Try it -
Copy all lines below that use the word "Google".

Stored data -

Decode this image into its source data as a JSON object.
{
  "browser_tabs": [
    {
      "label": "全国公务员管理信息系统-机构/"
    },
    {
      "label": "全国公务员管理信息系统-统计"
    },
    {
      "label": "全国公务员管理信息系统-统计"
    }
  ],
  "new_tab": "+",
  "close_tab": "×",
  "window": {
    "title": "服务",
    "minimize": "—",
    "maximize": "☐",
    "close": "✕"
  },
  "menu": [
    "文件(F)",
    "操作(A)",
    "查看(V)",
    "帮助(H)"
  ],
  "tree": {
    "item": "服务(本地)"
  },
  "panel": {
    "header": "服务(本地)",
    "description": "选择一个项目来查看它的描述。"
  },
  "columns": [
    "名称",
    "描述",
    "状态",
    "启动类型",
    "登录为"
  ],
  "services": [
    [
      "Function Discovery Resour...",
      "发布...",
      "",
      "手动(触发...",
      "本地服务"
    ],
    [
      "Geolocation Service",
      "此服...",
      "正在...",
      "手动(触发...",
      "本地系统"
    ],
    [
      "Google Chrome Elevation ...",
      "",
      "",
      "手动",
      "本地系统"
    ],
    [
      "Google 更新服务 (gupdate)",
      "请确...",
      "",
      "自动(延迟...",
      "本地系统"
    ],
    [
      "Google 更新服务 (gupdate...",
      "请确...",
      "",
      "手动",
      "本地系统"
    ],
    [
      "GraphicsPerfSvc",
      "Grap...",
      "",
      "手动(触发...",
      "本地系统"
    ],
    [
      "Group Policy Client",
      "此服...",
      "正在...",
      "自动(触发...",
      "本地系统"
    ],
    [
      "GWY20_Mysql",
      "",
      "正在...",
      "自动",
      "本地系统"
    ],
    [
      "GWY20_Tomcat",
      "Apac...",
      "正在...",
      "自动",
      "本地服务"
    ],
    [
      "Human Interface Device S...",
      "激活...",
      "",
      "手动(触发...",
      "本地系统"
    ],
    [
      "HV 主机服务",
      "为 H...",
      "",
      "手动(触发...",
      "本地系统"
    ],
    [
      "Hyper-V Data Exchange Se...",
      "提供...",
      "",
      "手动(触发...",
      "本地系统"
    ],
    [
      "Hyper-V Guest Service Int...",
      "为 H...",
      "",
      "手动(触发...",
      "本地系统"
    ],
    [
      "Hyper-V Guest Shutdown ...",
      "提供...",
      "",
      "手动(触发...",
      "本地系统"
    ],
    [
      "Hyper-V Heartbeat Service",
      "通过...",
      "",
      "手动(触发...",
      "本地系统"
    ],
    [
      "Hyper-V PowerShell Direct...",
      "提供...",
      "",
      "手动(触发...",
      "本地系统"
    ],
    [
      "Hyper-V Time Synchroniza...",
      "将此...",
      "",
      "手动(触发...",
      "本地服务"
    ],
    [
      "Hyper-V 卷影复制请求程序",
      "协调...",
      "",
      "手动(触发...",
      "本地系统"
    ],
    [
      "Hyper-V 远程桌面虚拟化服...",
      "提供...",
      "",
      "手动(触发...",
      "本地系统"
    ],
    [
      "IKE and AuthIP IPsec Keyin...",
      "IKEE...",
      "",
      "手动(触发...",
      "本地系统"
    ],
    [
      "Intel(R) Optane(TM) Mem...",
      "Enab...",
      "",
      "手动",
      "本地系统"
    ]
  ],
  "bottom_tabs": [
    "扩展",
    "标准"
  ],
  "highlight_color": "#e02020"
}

Task result -
      "Google Chrome Elevation ...",
      "Google 更新服务 (gupdate)",
      "Google 更新服务 (gupdate...",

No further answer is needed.